Task: An exact copy of the data is required. No picture may appear in it.

Listed records:
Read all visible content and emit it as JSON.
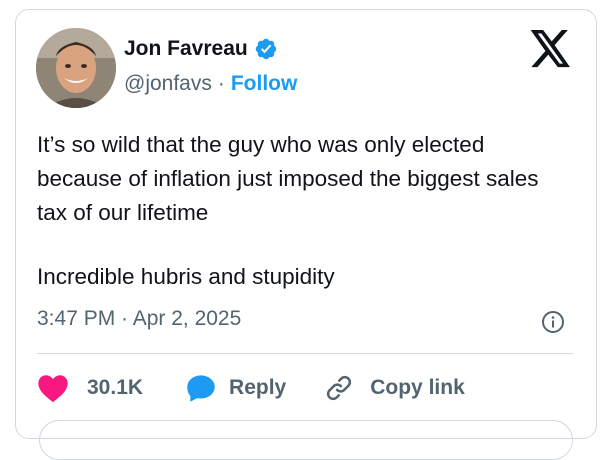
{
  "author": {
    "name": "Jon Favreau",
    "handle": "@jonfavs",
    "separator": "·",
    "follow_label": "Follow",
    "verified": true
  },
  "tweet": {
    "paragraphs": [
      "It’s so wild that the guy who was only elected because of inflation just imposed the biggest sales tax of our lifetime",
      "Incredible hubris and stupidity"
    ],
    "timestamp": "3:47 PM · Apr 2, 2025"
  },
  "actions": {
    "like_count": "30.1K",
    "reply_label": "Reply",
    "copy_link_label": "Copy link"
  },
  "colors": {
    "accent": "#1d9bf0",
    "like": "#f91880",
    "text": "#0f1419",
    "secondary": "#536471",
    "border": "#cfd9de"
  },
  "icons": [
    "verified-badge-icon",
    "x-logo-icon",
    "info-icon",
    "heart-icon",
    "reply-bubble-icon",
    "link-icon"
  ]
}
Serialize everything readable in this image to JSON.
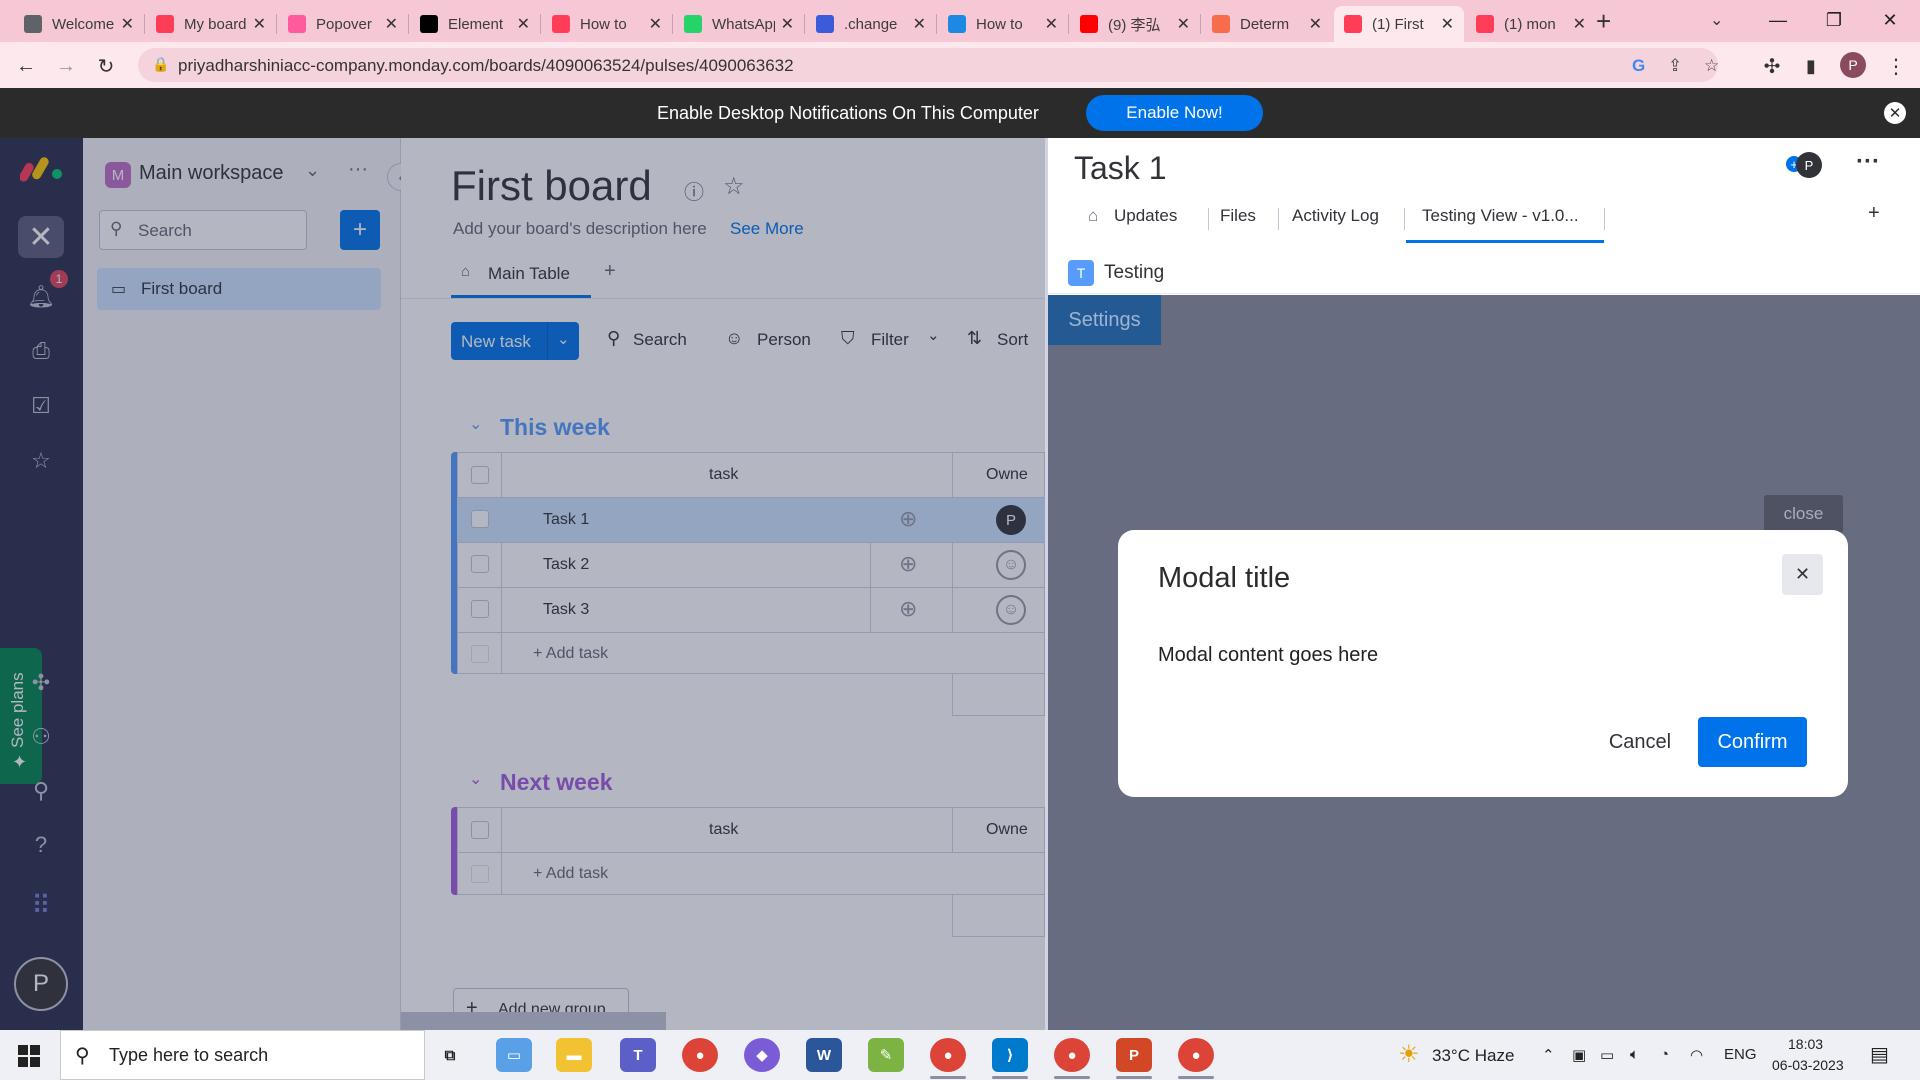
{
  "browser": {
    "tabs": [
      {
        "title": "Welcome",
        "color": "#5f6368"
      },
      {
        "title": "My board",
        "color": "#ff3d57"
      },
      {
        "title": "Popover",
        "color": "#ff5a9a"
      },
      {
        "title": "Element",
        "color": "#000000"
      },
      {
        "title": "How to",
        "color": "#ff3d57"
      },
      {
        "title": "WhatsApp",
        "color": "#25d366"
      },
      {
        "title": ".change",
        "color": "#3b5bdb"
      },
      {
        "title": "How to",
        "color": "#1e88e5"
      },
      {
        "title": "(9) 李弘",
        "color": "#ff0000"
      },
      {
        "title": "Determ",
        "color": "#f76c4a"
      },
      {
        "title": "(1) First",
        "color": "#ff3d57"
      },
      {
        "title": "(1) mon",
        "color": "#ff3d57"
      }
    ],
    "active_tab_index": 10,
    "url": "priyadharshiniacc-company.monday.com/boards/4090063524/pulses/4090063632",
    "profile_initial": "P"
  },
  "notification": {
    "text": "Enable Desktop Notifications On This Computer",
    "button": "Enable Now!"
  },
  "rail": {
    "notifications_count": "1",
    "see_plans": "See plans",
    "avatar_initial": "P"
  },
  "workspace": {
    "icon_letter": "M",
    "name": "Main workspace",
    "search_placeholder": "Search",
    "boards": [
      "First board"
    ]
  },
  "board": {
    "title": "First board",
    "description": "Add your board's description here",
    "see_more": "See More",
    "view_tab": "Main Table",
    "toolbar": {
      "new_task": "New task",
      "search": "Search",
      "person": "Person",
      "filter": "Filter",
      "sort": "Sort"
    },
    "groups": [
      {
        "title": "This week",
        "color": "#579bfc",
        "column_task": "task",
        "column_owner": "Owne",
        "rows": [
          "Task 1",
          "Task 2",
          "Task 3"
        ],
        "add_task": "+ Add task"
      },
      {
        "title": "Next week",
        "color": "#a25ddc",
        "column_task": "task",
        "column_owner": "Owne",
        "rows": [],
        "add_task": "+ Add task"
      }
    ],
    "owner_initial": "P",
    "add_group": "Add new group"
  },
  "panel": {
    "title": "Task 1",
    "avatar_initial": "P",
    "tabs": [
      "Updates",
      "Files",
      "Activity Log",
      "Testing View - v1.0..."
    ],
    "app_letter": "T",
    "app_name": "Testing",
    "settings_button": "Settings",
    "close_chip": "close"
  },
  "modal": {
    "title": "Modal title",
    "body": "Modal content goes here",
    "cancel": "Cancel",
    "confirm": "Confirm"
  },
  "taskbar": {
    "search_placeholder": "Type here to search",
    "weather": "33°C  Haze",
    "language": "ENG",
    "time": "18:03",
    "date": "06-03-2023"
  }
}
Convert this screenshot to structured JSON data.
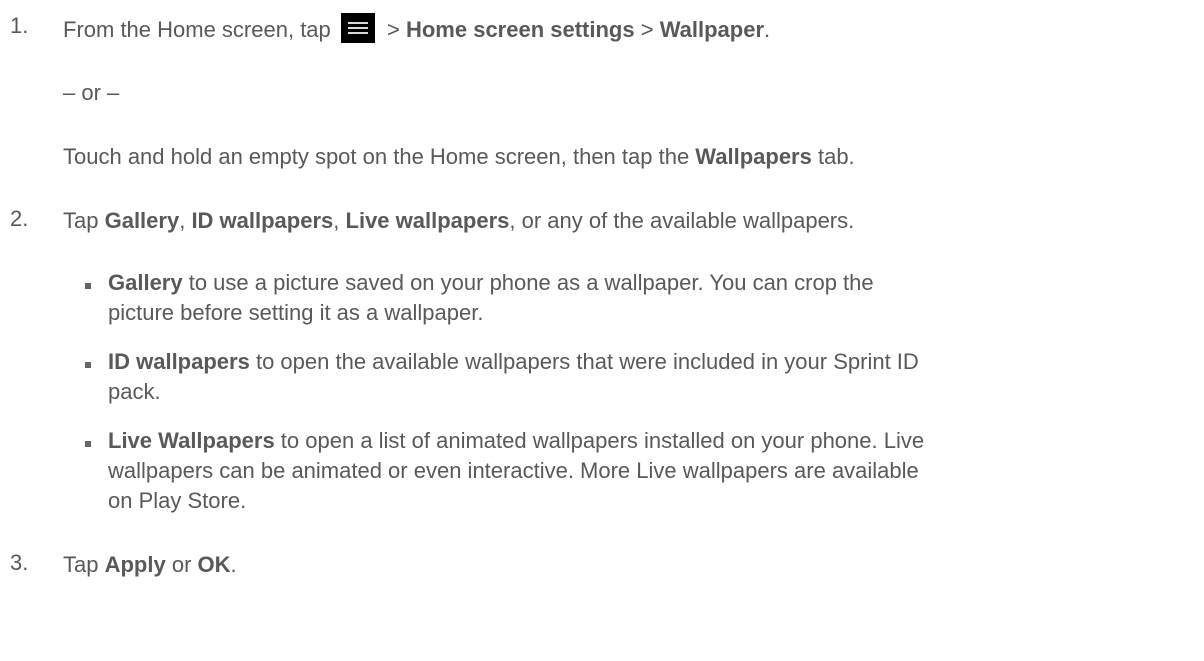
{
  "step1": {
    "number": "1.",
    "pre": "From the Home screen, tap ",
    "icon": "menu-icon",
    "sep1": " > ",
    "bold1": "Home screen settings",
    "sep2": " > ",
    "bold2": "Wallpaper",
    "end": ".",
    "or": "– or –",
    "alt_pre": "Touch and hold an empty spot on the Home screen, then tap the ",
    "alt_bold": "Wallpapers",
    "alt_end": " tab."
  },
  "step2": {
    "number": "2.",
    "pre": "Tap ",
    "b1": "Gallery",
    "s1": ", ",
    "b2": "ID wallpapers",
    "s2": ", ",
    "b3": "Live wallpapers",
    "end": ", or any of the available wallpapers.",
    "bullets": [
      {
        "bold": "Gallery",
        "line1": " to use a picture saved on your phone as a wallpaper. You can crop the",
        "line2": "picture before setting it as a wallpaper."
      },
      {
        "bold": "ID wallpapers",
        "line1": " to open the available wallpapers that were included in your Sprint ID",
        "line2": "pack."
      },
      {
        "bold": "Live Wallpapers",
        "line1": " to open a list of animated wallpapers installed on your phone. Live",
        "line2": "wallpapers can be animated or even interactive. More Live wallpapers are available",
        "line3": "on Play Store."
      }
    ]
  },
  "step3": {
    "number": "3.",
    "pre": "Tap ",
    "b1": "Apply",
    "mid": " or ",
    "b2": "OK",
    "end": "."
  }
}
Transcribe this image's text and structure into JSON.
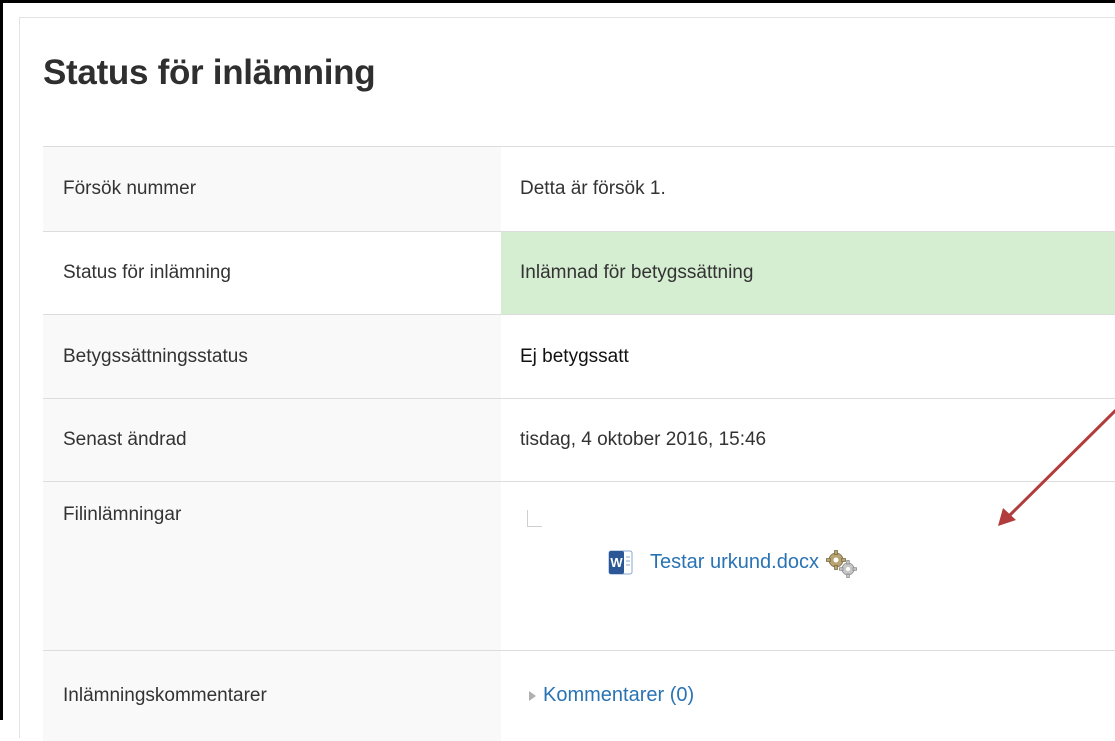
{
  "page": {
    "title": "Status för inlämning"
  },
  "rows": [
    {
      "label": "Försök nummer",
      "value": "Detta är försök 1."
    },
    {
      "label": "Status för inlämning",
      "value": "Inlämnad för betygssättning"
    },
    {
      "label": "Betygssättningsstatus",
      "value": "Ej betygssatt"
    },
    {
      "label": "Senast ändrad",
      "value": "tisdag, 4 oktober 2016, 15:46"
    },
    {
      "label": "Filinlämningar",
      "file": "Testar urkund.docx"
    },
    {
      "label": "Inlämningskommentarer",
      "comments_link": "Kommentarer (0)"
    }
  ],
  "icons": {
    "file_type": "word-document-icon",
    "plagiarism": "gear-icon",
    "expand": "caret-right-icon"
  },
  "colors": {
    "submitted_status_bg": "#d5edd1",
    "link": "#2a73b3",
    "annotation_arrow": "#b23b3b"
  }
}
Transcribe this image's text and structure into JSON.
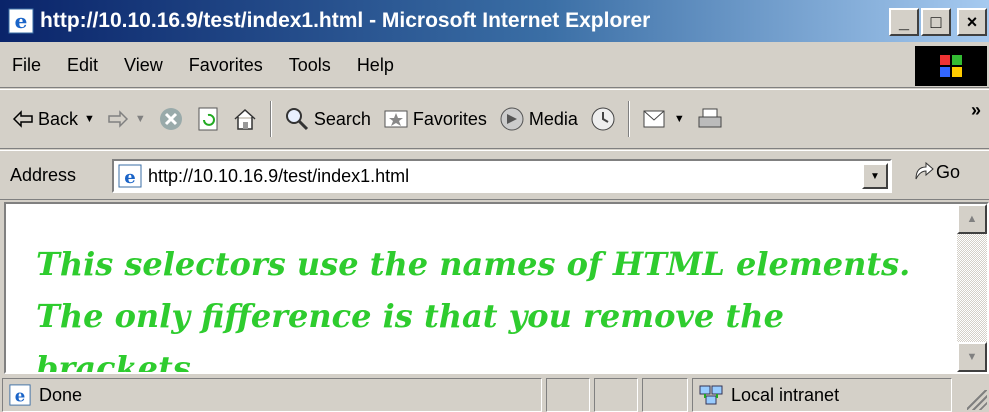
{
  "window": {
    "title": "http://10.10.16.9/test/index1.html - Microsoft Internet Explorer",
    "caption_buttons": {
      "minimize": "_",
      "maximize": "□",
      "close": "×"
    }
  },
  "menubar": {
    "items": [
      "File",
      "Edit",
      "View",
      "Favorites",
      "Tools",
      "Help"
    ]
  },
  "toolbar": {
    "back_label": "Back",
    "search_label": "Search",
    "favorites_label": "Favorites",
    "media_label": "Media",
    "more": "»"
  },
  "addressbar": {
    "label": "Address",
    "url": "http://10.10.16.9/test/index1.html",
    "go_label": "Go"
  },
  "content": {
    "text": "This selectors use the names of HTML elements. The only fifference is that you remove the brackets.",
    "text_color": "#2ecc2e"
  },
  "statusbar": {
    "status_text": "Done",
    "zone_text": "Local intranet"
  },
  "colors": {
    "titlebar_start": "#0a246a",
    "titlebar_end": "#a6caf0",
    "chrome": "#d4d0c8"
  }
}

Result of the task:
Read all visible content and emit it as JSON.
{
  "author": {
    "name": "Jon Favreau",
    "handle": "@jonfavs",
    "separator": "·",
    "follow_label": "Follow",
    "verified": true
  },
  "tweet": {
    "paragraphs": [
      "It’s so wild that the guy who was only elected because of inflation just imposed the biggest sales tax of our lifetime",
      "Incredible hubris and stupidity"
    ],
    "timestamp": "3:47 PM · Apr 2, 2025"
  },
  "actions": {
    "like_count": "30.1K",
    "reply_label": "Reply",
    "copy_link_label": "Copy link"
  },
  "colors": {
    "accent": "#1d9bf0",
    "like": "#f91880",
    "text": "#0f1419",
    "secondary": "#536471",
    "border": "#cfd9de"
  },
  "icons": [
    "verified-badge-icon",
    "x-logo-icon",
    "info-icon",
    "heart-icon",
    "reply-bubble-icon",
    "link-icon"
  ]
}
Serialize everything readable in this image to JSON.
{
  "browser": {
    "tabs": [
      {
        "title": "Welcome",
        "color": "#5f6368"
      },
      {
        "title": "My board",
        "color": "#ff3d57"
      },
      {
        "title": "Popover",
        "color": "#ff5a9a"
      },
      {
        "title": "Element",
        "color": "#000000"
      },
      {
        "title": "How to",
        "color": "#ff3d57"
      },
      {
        "title": "WhatsApp",
        "color": "#25d366"
      },
      {
        "title": ".change",
        "color": "#3b5bdb"
      },
      {
        "title": "How to",
        "color": "#1e88e5"
      },
      {
        "title": "(9) 李弘",
        "color": "#ff0000"
      },
      {
        "title": "Determ",
        "color": "#f76c4a"
      },
      {
        "title": "(1) First",
        "color": "#ff3d57"
      },
      {
        "title": "(1) mon",
        "color": "#ff3d57"
      }
    ],
    "active_tab_index": 10,
    "url": "priyadharshiniacc-company.monday.com/boards/4090063524/pulses/4090063632",
    "profile_initial": "P"
  },
  "notification": {
    "text": "Enable Desktop Notifications On This Computer",
    "button": "Enable Now!"
  },
  "rail": {
    "notifications_count": "1",
    "see_plans": "See plans",
    "avatar_initial": "P"
  },
  "workspace": {
    "icon_letter": "M",
    "name": "Main workspace",
    "search_placeholder": "Search",
    "boards": [
      "First board"
    ]
  },
  "board": {
    "title": "First board",
    "description": "Add your board's description here",
    "see_more": "See More",
    "view_tab": "Main Table",
    "toolbar": {
      "new_task": "New task",
      "search": "Search",
      "person": "Person",
      "filter": "Filter",
      "sort": "Sort"
    },
    "groups": [
      {
        "title": "This week",
        "color": "#579bfc",
        "column_task": "task",
        "column_owner": "Owne",
        "rows": [
          "Task 1",
          "Task 2",
          "Task 3"
        ],
        "add_task": "+ Add task"
      },
      {
        "title": "Next week",
        "color": "#a25ddc",
        "column_task": "task",
        "column_owner": "Owne",
        "rows": [],
        "add_task": "+ Add task"
      }
    ],
    "owner_initial": "P",
    "add_group": "Add new group"
  },
  "panel": {
    "title": "Task 1",
    "avatar_initial": "P",
    "tabs": [
      "Updates",
      "Files",
      "Activity Log",
      "Testing View - v1.0..."
    ],
    "app_letter": "T",
    "app_name": "Testing",
    "settings_button": "Settings",
    "close_chip": "close"
  },
  "modal": {
    "title": "Modal title",
    "body": "Modal content goes here",
    "cancel": "Cancel",
    "confirm": "Confirm"
  },
  "taskbar": {
    "search_placeholder": "Type here to search",
    "weather": "33°C  Haze",
    "language": "ENG",
    "time": "18:03",
    "date": "06-03-2023"
  }
}
Convert this screenshot to structured JSON data.
{
  "step1": {
    "number": "1.",
    "pre": "From the Home screen, tap ",
    "icon": "menu-icon",
    "sep1": " > ",
    "bold1": "Home screen settings",
    "sep2": " > ",
    "bold2": "Wallpaper",
    "end": ".",
    "or": "– or –",
    "alt_pre": "Touch and hold an empty spot on the Home screen, then tap the ",
    "alt_bold": "Wallpapers",
    "alt_end": " tab."
  },
  "step2": {
    "number": "2.",
    "pre": "Tap ",
    "b1": "Gallery",
    "s1": ", ",
    "b2": "ID wallpapers",
    "s2": ", ",
    "b3": "Live wallpapers",
    "end": ", or any of the available wallpapers.",
    "bullets": [
      {
        "bold": "Gallery",
        "line1": " to use a picture saved on your phone as a wallpaper. You can crop the",
        "line2": "picture before setting it as a wallpaper."
      },
      {
        "bold": "ID wallpapers",
        "line1": " to open the available wallpapers that were included in your Sprint ID",
        "line2": "pack."
      },
      {
        "bold": "Live Wallpapers",
        "line1": " to open a list of animated wallpapers installed on your phone. Live",
        "line2": "wallpapers can be animated or even interactive. More Live wallpapers are available",
        "line3": "on Play Store."
      }
    ]
  },
  "step3": {
    "number": "3.",
    "pre": "Tap ",
    "b1": "Apply",
    "mid": " or ",
    "b2": "OK",
    "end": "."
  }
}
Transcribe this image's text and structure into JSON.
{
  "page": {
    "title": "Status för inlämning"
  },
  "rows": [
    {
      "label": "Försök nummer",
      "value": "Detta är försök 1."
    },
    {
      "label": "Status för inlämning",
      "value": "Inlämnad för betygssättning"
    },
    {
      "label": "Betygssättningsstatus",
      "value": "Ej betygssatt"
    },
    {
      "label": "Senast ändrad",
      "value": "tisdag, 4 oktober 2016, 15:46"
    },
    {
      "label": "Filinlämningar",
      "file": "Testar urkund.docx"
    },
    {
      "label": "Inlämningskommentarer",
      "comments_link": "Kommentarer (0)"
    }
  ],
  "icons": {
    "file_type": "word-document-icon",
    "plagiarism": "gear-icon",
    "expand": "caret-right-icon"
  },
  "colors": {
    "submitted_status_bg": "#d5edd1",
    "link": "#2a73b3",
    "annotation_arrow": "#b23b3b"
  }
}
Transcribe this image's text and structure into JSON.
{
  "window": {
    "title": "http://10.10.16.9/test/index1.html - Microsoft Internet Explorer",
    "caption_buttons": {
      "minimize": "_",
      "maximize": "□",
      "close": "×"
    }
  },
  "menubar": {
    "items": [
      "File",
      "Edit",
      "View",
      "Favorites",
      "Tools",
      "Help"
    ]
  },
  "toolbar": {
    "back_label": "Back",
    "search_label": "Search",
    "favorites_label": "Favorites",
    "media_label": "Media",
    "more": "»"
  },
  "addressbar": {
    "label": "Address",
    "url": "http://10.10.16.9/test/index1.html",
    "go_label": "Go"
  },
  "content": {
    "text": "This selectors use the names of HTML elements. The only fifference is that you remove the brackets.",
    "text_color": "#2ecc2e"
  },
  "statusbar": {
    "status_text": "Done",
    "zone_text": "Local intranet"
  },
  "colors": {
    "titlebar_start": "#0a246a",
    "titlebar_end": "#a6caf0",
    "chrome": "#d4d0c8"
  }
}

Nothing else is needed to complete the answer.